_WHAT TO PRODUCE_: In the entries below, work out how many lines include "name", and write only that number.

(Page and application data records)
● ● ● ●

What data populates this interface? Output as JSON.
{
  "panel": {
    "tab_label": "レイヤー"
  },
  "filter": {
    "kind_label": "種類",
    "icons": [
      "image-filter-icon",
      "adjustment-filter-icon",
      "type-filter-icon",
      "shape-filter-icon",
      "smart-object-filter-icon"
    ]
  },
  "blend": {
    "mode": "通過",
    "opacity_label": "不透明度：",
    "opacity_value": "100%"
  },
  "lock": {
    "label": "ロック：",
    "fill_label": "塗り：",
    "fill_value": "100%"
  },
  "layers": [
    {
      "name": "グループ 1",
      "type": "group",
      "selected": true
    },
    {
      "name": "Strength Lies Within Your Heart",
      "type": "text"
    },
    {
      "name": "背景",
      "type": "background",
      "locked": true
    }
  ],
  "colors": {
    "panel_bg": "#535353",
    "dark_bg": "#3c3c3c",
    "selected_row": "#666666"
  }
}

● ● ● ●

_FINISHED TASK_: 3